Pepco on Tuesday released results of a “contact voltage” survey that shows nearly 30 downtown Bethesda street lights were energized because of faulty or damaged wiring.
The Contact Voltage Survey report is required of Pepco in downtown Bethesda, downtown Silver Spring and the Rockville Courthouse District, three high-density areas that rely on underground electrical systems.
In surveys last October 22 and October 23 using a truck-mounted voltage detector, Pepco found a total of 99 structures in the three areas with voltage of more than 1 volt, which the law deems a risk. Of the 31 structures deemed to be a risk in downtown Bethesda, almost each was a county-maintained street light.

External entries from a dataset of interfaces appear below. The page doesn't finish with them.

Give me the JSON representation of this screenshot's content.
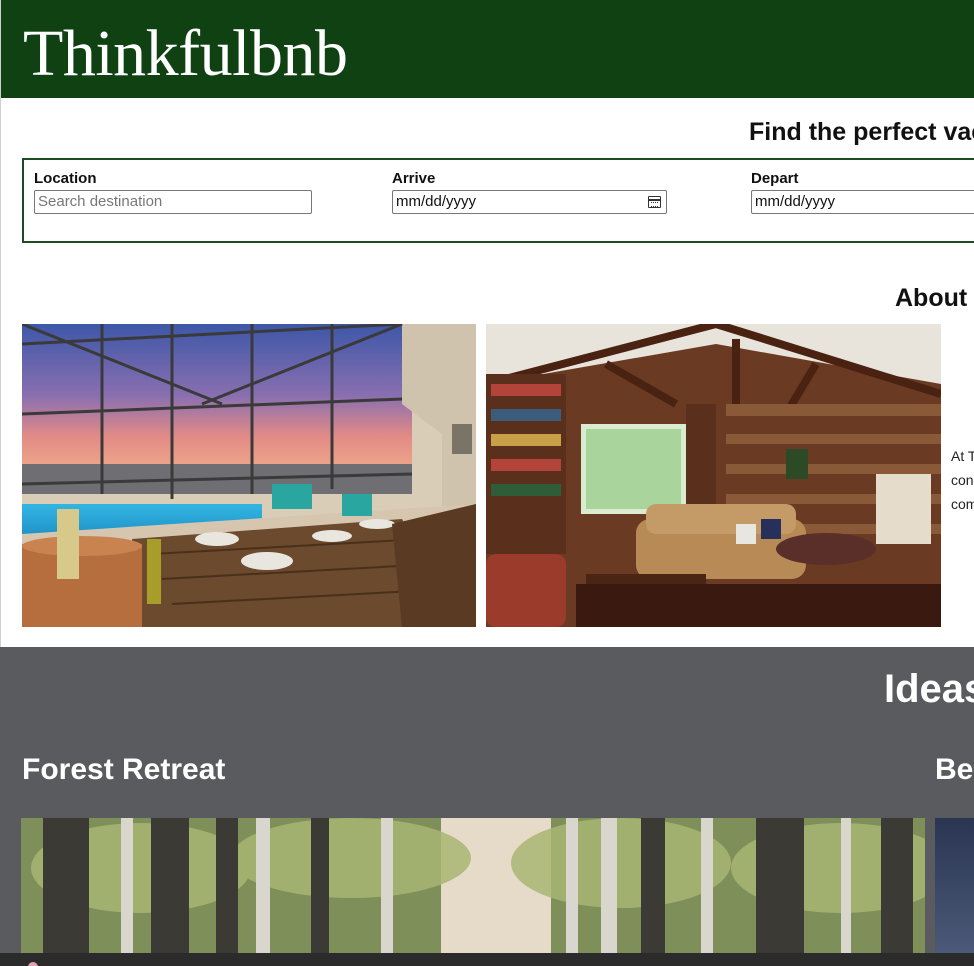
{
  "header": {
    "brand": "Thinkfulbnb"
  },
  "search": {
    "tagline": "Find the perfect vaca",
    "location": {
      "label": "Location",
      "placeholder": "Search destination"
    },
    "arrive": {
      "label": "Arrive",
      "value": "mm/dd/yyyy",
      "icon": "calendar-icon"
    },
    "depart": {
      "label": "Depart",
      "value": "mm/dd/yyyy"
    }
  },
  "about": {
    "title": "About",
    "text_lines": [
      "At T",
      "con",
      "com"
    ]
  },
  "ideas": {
    "title": "Ideas",
    "items": [
      {
        "name": "Forest Retreat"
      },
      {
        "name": "Bea"
      }
    ]
  },
  "colors": {
    "header_bg": "#0f4112",
    "form_border": "#1c4d22",
    "ideas_bg": "#5a5b5e"
  }
}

A street light at 7301 Waverly St. was determined to have 16.2 volts of surface electricity. Others were determined to have 27 and 29 volts. In each case, Ppeco tagged the location, cut off power to the light and had Montgomery County contractors come in and repair damaged or open wiring inside the pole to clear the contact voltage.
Power companies in Maryland are required to survey and clear contact voltage in structures such as light poles, manhole covers and fencing because of the Deanna Camille Green Rule.
Green died in 2006 after reaching out to a park fence to stretch during a softball game. The fence was live, energized by a faulty underground cable, which shot 270 volts of electricity though the 14-year-old’s body.
Pepco validated any contact voltage risks found with a truck-mounted scanner with a handheld scanner, then cut power and placed safety cones around any at-risk structures.
Pepco also tested fences around substations and found risks in street signs, traffic lights a mail box and a fire hydrant. Many of those structures were found to have more than one volt because of close proximity to over-energized street lights.
You can read the official report through the Maryland Public Service Commission’s website here.